To do:
Which lines in the records below include the word "your"? Report each of them in full.

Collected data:
[Start of section]

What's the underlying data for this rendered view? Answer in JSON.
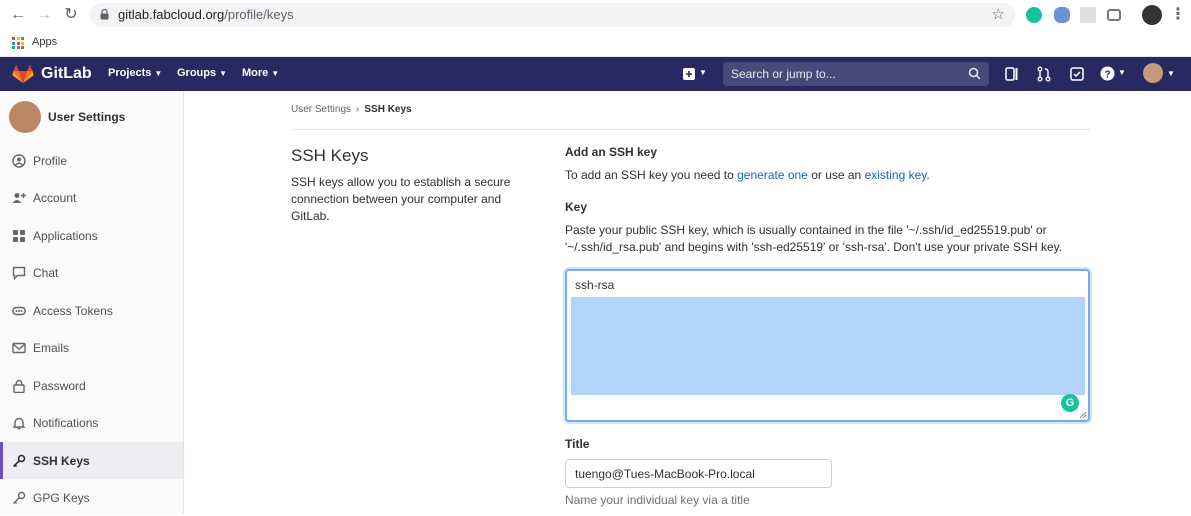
{
  "browser": {
    "url_host": "gitlab.fabcloud.org",
    "url_path": "/profile/keys",
    "bookmark_apps_label": "Apps"
  },
  "header": {
    "brand": "GitLab",
    "menus": [
      "Projects",
      "Groups",
      "More"
    ],
    "search_placeholder": "Search or jump to..."
  },
  "sidebar": {
    "title": "User Settings",
    "items": [
      {
        "label": "Profile",
        "icon": "profile-icon"
      },
      {
        "label": "Account",
        "icon": "account-icon"
      },
      {
        "label": "Applications",
        "icon": "applications-icon"
      },
      {
        "label": "Chat",
        "icon": "chat-icon"
      },
      {
        "label": "Access Tokens",
        "icon": "token-icon"
      },
      {
        "label": "Emails",
        "icon": "email-icon"
      },
      {
        "label": "Password",
        "icon": "lock-icon"
      },
      {
        "label": "Notifications",
        "icon": "bell-icon"
      },
      {
        "label": "SSH Keys",
        "icon": "key-icon",
        "active": true
      },
      {
        "label": "GPG Keys",
        "icon": "key-icon"
      }
    ]
  },
  "breadcrumb": {
    "parent": "User Settings",
    "current": "SSH Keys"
  },
  "left_panel": {
    "title": "SSH Keys",
    "description": "SSH keys allow you to establish a secure connection between your computer and GitLab."
  },
  "form": {
    "add_title": "Add an SSH key",
    "add_text_before": "To add an SSH key you need to ",
    "generate_link": "generate one",
    "add_text_middle": " or use an ",
    "existing_link": "existing key",
    "add_text_after": ".",
    "key_label": "Key",
    "key_help": "Paste your public SSH key, which is usually contained in the file '~/.ssh/id_ed25519.pub' or '~/.ssh/id_rsa.pub' and begins with 'ssh-ed25519' or 'ssh-rsa'. Don't use your private SSH key.",
    "key_value": "ssh-rsa",
    "title_label": "Title",
    "title_value": "tuengo@Tues-MacBook-Pro.local",
    "title_hint": "Name your individual key via a title"
  },
  "colors": {
    "header_bg": "#292961",
    "link": "#1068bf",
    "active_indicator": "#6b4fbb",
    "selection": "#b2d4f8"
  }
}
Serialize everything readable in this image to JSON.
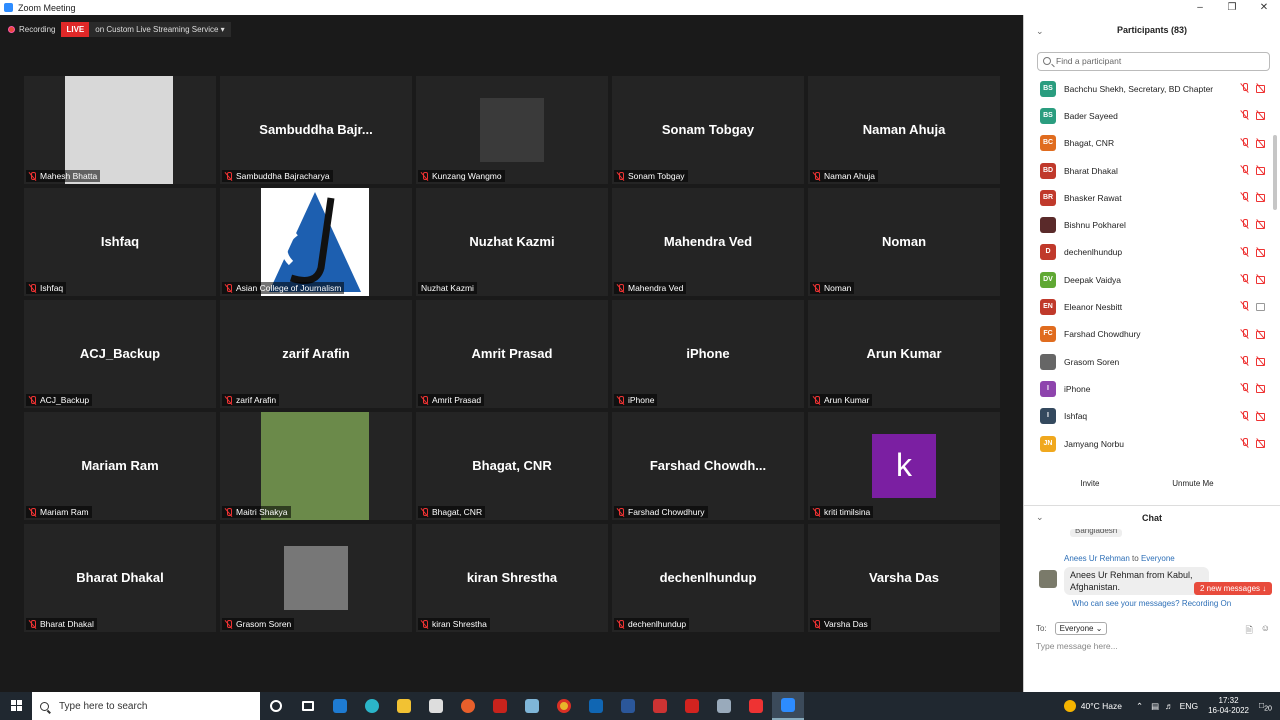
{
  "window": {
    "title": "Zoom Meeting"
  },
  "recording": {
    "label": "Recording",
    "live": "LIVE",
    "stream": "on Custom Live Streaming Service"
  },
  "tiles": [
    {
      "big": "",
      "label": "Mahesh Bhatta",
      "muted": true,
      "photo": "person-photo"
    },
    {
      "big": "Sambuddha  Bajr...",
      "label": "Sambuddha Bajracharya",
      "muted": true
    },
    {
      "big": "",
      "label": "Kunzang Wangmo",
      "muted": true,
      "photo": "person-photo"
    },
    {
      "big": "Sonam Tobgay",
      "label": "Sonam Tobgay",
      "muted": true
    },
    {
      "big": "Naman Ahuja",
      "label": "Naman Ahuja",
      "muted": true
    },
    {
      "big": "Ishfaq",
      "label": "Ishfaq",
      "muted": true
    },
    {
      "big": "",
      "label": "Asian College of Journalism",
      "muted": true,
      "photo": "logo"
    },
    {
      "big": "Nuzhat Kazmi",
      "label": "Nuzhat Kazmi",
      "muted": false
    },
    {
      "big": "Mahendra Ved",
      "label": "Mahendra Ved",
      "muted": true
    },
    {
      "big": "Noman",
      "label": "Noman",
      "muted": true
    },
    {
      "big": "ACJ_Backup",
      "label": "ACJ_Backup",
      "muted": true
    },
    {
      "big": "zarif Arafin",
      "label": "zarif Arafin",
      "muted": true
    },
    {
      "big": "Amrit Prasad",
      "label": "Amrit Prasad",
      "muted": true
    },
    {
      "big": "iPhone",
      "label": "iPhone",
      "muted": true
    },
    {
      "big": "Arun Kumar",
      "label": "Arun Kumar",
      "muted": true
    },
    {
      "big": "Mariam Ram",
      "label": "Mariam Ram",
      "muted": true
    },
    {
      "big": "",
      "label": "Maitri Shakya",
      "muted": true,
      "photo": "person-photo"
    },
    {
      "big": "Bhagat, CNR",
      "label": "Bhagat, CNR",
      "muted": true
    },
    {
      "big": "Farshad  Chowdh...",
      "label": "Farshad Chowdhury",
      "muted": true
    },
    {
      "big": "",
      "label": "kriti timilsina",
      "muted": true,
      "photo": "letter",
      "letter": "k"
    },
    {
      "big": "Bharat Dhakal",
      "label": "Bharat Dhakal",
      "muted": true
    },
    {
      "big": "",
      "label": "Grasom Soren",
      "muted": true,
      "photo": "person-photo"
    },
    {
      "big": "kiran Shrestha",
      "label": "kiran Shrestha",
      "muted": true
    },
    {
      "big": "dechenlhundup",
      "label": "dechenlhundup",
      "muted": true
    },
    {
      "big": "Varsha Das",
      "label": "Varsha Das",
      "muted": true
    }
  ],
  "participants": {
    "title": "Participants (83)",
    "search_placeholder": "Find a participant",
    "list": [
      {
        "initials": "BS",
        "name": "Bachchu Shekh, Secretary, BD Chapter",
        "color": "#2a9d7f",
        "video_off_red": true
      },
      {
        "initials": "BS",
        "name": "Bader Sayeed",
        "color": "#2a9d7f",
        "video_off_red": true
      },
      {
        "initials": "BC",
        "name": "Bhagat, CNR",
        "color": "#e06c1f",
        "video_off_red": true
      },
      {
        "initials": "BD",
        "name": "Bharat Dhakal",
        "color": "#c0392b",
        "video_off_red": true
      },
      {
        "initials": "BR",
        "name": "Bhasker Rawat",
        "color": "#c0392b",
        "video_off_red": true
      },
      {
        "initials": "",
        "name": "Bishnu Pokharel",
        "color": "#5a2a2a",
        "video_off_red": true
      },
      {
        "initials": "D",
        "name": "dechenlhundup",
        "color": "#c0392b",
        "video_off_red": true
      },
      {
        "initials": "DV",
        "name": "Deepak Vaidya",
        "color": "#5fa833",
        "video_off_red": true
      },
      {
        "initials": "EN",
        "name": "Eleanor Nesbitt",
        "color": "#c0392b",
        "video_off_red": false
      },
      {
        "initials": "FC",
        "name": "Farshad Chowdhury",
        "color": "#e06c1f",
        "video_off_red": true
      },
      {
        "initials": "",
        "name": "Grasom Soren",
        "color": "#666666",
        "video_off_red": true
      },
      {
        "initials": "I",
        "name": "iPhone",
        "color": "#8e44ad",
        "video_off_red": true
      },
      {
        "initials": "I",
        "name": "Ishfaq",
        "color": "#34495e",
        "video_off_red": true
      },
      {
        "initials": "JN",
        "name": "Jamyang Norbu",
        "color": "#f0a81e",
        "video_off_red": true
      }
    ],
    "invite": "Invite",
    "unmute": "Unmute Me"
  },
  "chat": {
    "title": "Chat",
    "prev_snippet": "Bangladesh",
    "from": "Anees Ur Rehman",
    "to_word": "to",
    "to": "Everyone",
    "message": "Anees Ur Rehman from Kabul, Afghanistan.",
    "new_messages": "2 new messages",
    "who_can_see": "Who can see your messages? Recording On",
    "to_label": "To:",
    "recipient": "Everyone",
    "placeholder": "Type message here..."
  },
  "taskbar": {
    "search_placeholder": "Type here to search",
    "weather": "40°C  Haze",
    "lang": "ENG",
    "time": "17:32",
    "date": "16-04-2022",
    "notif": "20"
  }
}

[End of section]

Solution to this problem:
    "description": "SSH keys allow you to establish a secure connection between your computer and GitLab."
    "key_help": "Paste your public SSH key, which is usually contained in the file '~/.ssh/id_ed25519.pub' or '~/.ssh/id_rsa.pub' and begins with 'ssh-ed25519' or 'ssh-rsa'. Don't use your private SSH key.",
    "title_hint": "Name your individual key via a title"
    "who_can_see": "Who can see your messages? Recording On",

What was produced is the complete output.